[Data records for software interfaces]

▽

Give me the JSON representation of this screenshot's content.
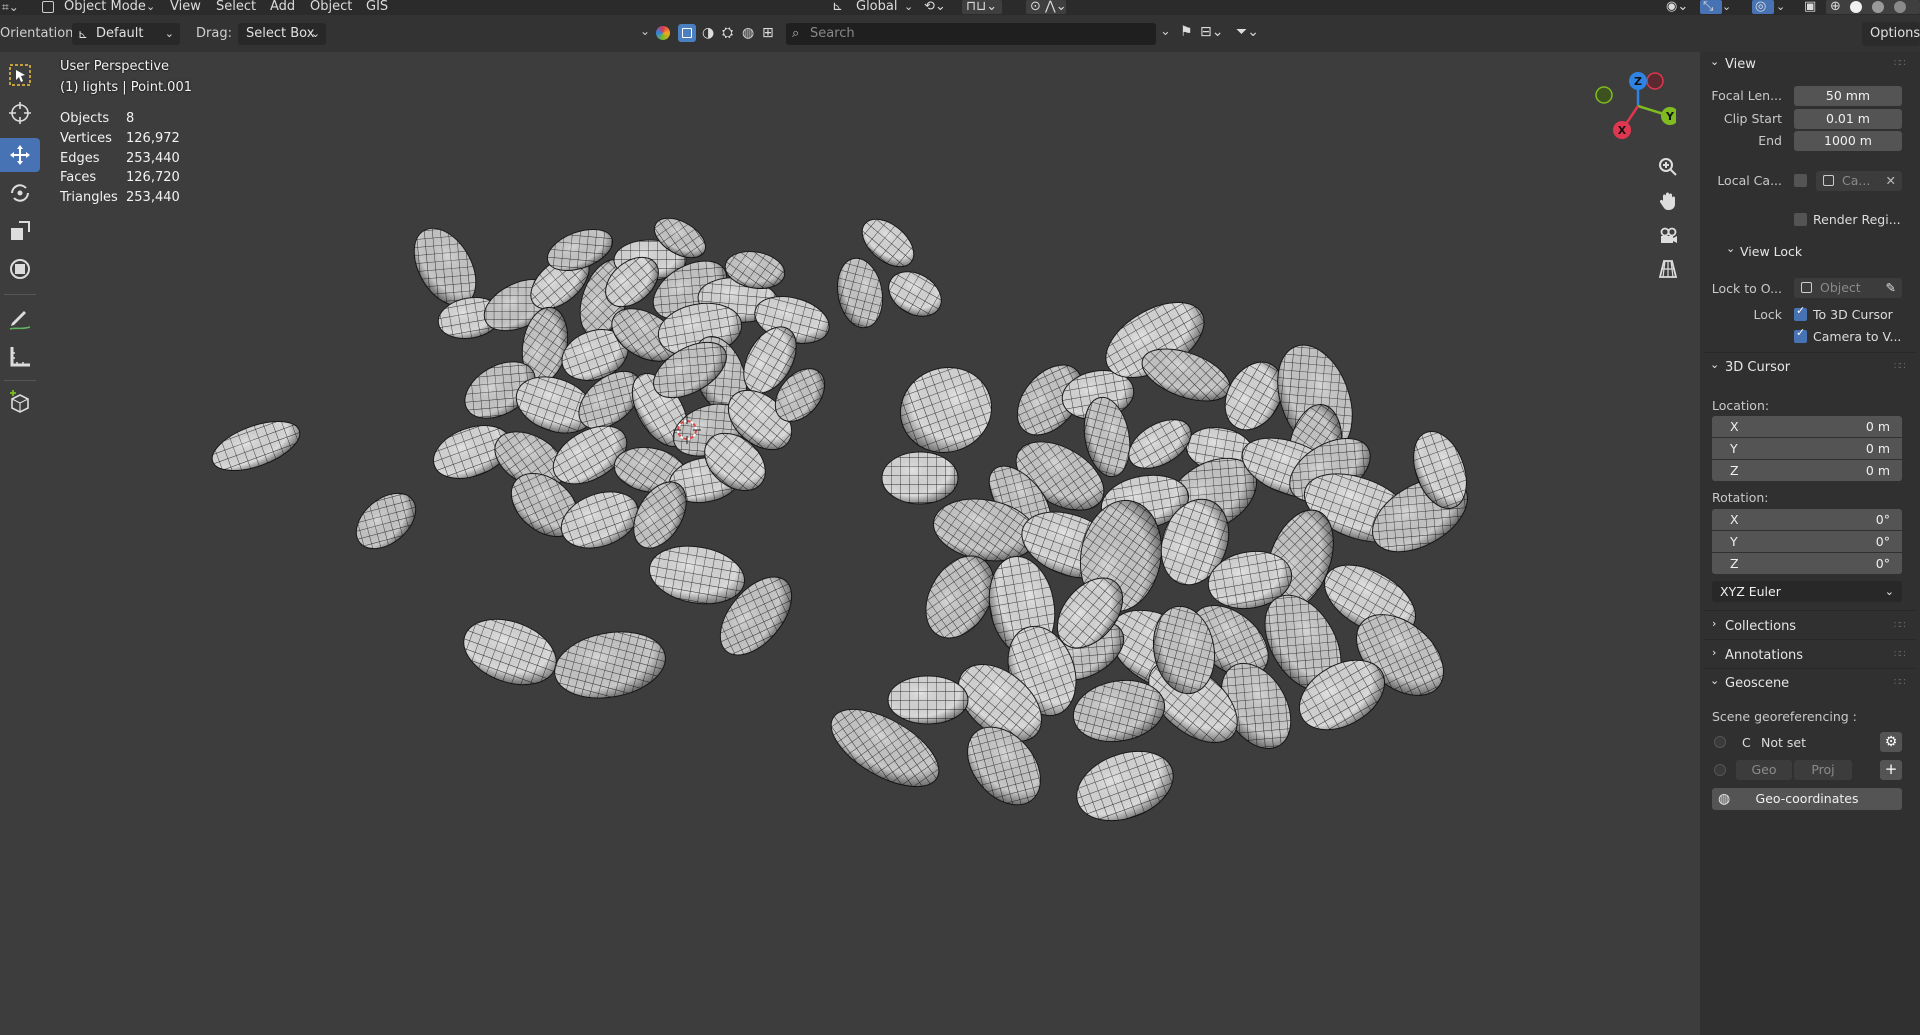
{
  "topbar": {
    "mode": "Object Mode",
    "menus": [
      "View",
      "Select",
      "Add",
      "Object",
      "GIS"
    ],
    "transform_orientation": "Global"
  },
  "toolheader": {
    "orientation_label": "Orientation:",
    "orientation_value": "Default",
    "drag_label": "Drag:",
    "drag_value": "Select Box",
    "search_placeholder": "Search",
    "options": "Options"
  },
  "overlay": {
    "view_name": "User Perspective",
    "collection": "(1) lights | Point.001",
    "stats": [
      {
        "label": "Objects",
        "value": "8"
      },
      {
        "label": "Vertices",
        "value": "126,972"
      },
      {
        "label": "Edges",
        "value": "253,440"
      },
      {
        "label": "Faces",
        "value": "126,720"
      },
      {
        "label": "Triangles",
        "value": "253,440"
      }
    ]
  },
  "gizmo": {
    "x": "X",
    "y": "Y",
    "z": "Z"
  },
  "npanel": {
    "view": {
      "header": "View",
      "focal_label": "Focal Len...",
      "focal_value": "50 mm",
      "clip_start_label": "Clip Start",
      "clip_start_value": "0.01 m",
      "clip_end_label": "End",
      "clip_end_value": "1000 m",
      "local_camera_label": "Local Ca...",
      "local_camera_value": "Ca...",
      "render_region": "Render Regi..."
    },
    "view_lock": {
      "header": "View Lock",
      "lock_to_label": "Lock to O...",
      "lock_to_placeholder": "Object",
      "lock_label": "Lock",
      "to_cursor": "To 3D Cursor",
      "camera_to_view": "Camera to V..."
    },
    "cursor": {
      "header": "3D Cursor",
      "location_label": "Location:",
      "location": [
        {
          "axis": "X",
          "value": "0 m"
        },
        {
          "axis": "Y",
          "value": "0 m"
        },
        {
          "axis": "Z",
          "value": "0 m"
        }
      ],
      "rotation_label": "Rotation:",
      "rotation": [
        {
          "axis": "X",
          "value": "0°"
        },
        {
          "axis": "Y",
          "value": "0°"
        },
        {
          "axis": "Z",
          "value": "0°"
        }
      ],
      "rotation_mode": "XYZ Euler"
    },
    "collections": "Collections",
    "annotations": "Annotations",
    "geoscene": {
      "header": "Geoscene",
      "scene_georef": "Scene georeferencing :",
      "crs_letter": "C",
      "not_set": "Not set",
      "geo": "Geo",
      "proj": "Proj",
      "geo_coordinates": "Geo-coordinates"
    }
  },
  "colors": {
    "viewport_bg": "#3d3d3d",
    "accent": "#4772b3",
    "axis_x": "#e0364f",
    "axis_y": "#7fbb21",
    "axis_z": "#2f83e3"
  }
}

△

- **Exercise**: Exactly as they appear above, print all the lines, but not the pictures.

- **Solution to this task**:
Give me the JSON representation of this screenshot's content.
{
  "topbar": {
    "mode": "Object Mode",
    "menus": [
      "View",
      "Select",
      "Add",
      "Object",
      "GIS"
    ],
    "transform_orientation": "Global"
  },
  "toolheader": {
    "orientation_label": "Orientation:",
    "orientation_value": "Default",
    "drag_label": "Drag:",
    "drag_value": "Select Box",
    "search_placeholder": "Search",
    "options": "Options"
  },
  "overlay": {
    "view_name": "User Perspective",
    "collection": "(1) lights | Point.001",
    "stats": [
      {
        "label": "Objects",
        "value": "8"
      },
      {
        "label": "Vertices",
        "value": "126,972"
      },
      {
        "label": "Edges",
        "value": "253,440"
      },
      {
        "label": "Faces",
        "value": "126,720"
      },
      {
        "label": "Triangles",
        "value": "253,440"
      }
    ]
  },
  "gizmo": {
    "x": "X",
    "y": "Y",
    "z": "Z"
  },
  "npanel": {
    "view": {
      "header": "View",
      "focal_label": "Focal Len...",
      "focal_value": "50 mm",
      "clip_start_label": "Clip Start",
      "clip_start_value": "0.01 m",
      "clip_end_label": "End",
      "clip_end_value": "1000 m",
      "local_camera_label": "Local Ca...",
      "local_camera_value": "Ca...",
      "render_region": "Render Regi..."
    },
    "view_lock": {
      "header": "View Lock",
      "lock_to_label": "Lock to O...",
      "lock_to_placeholder": "Object",
      "lock_label": "Lock",
      "to_cursor": "To 3D Cursor",
      "camera_to_view": "Camera to V..."
    },
    "cursor": {
      "header": "3D Cursor",
      "location_label": "Location:",
      "location": [
        {
          "axis": "X",
          "value": "0 m"
        },
        {
          "axis": "Y",
          "value": "0 m"
        },
        {
          "axis": "Z",
          "value": "0 m"
        }
      ],
      "rotation_label": "Rotation:",
      "rotation": [
        {
          "axis": "X",
          "value": "0°"
        },
        {
          "axis": "Y",
          "value": "0°"
        },
        {
          "axis": "Z",
          "value": "0°"
        }
      ],
      "rotation_mode": "XYZ Euler"
    },
    "collections": "Collections",
    "annotations": "Annotations",
    "geoscene": {
      "header": "Geoscene",
      "scene_georef": "Scene georeferencing :",
      "crs_letter": "C",
      "not_set": "Not set",
      "geo": "Geo",
      "proj": "Proj",
      "geo_coordinates": "Geo-coordinates"
    }
  },
  "colors": {
    "viewport_bg": "#3d3d3d",
    "accent": "#4772b3",
    "axis_x": "#e0364f",
    "axis_y": "#7fbb21",
    "axis_z": "#2f83e3"
  }
}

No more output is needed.